======== Records provided ========

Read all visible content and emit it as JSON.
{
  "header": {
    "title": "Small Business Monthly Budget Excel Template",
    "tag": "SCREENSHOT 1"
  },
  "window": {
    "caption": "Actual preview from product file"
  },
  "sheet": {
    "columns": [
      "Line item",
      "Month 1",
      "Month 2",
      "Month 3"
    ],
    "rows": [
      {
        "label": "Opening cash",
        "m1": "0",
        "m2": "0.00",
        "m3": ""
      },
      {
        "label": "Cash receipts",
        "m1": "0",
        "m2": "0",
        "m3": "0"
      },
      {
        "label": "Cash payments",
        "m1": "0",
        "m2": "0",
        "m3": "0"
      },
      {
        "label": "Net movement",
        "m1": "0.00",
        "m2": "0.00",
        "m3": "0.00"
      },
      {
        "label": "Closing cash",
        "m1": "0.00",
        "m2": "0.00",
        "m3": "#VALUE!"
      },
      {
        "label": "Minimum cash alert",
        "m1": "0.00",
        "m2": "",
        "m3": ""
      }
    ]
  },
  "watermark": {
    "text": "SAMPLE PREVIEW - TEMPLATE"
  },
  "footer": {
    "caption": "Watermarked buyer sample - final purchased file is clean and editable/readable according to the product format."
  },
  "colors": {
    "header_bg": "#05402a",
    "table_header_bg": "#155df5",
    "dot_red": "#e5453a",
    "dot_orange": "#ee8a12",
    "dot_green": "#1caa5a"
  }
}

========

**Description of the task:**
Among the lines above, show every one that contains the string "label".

**Reply:**
        "label": "Opening cash",
        "label": "Cash receipts",
        "label": "Cash payments",
        "label": "Net movement",
        "label": "Closing cash",
        "label": "Minimum cash alert",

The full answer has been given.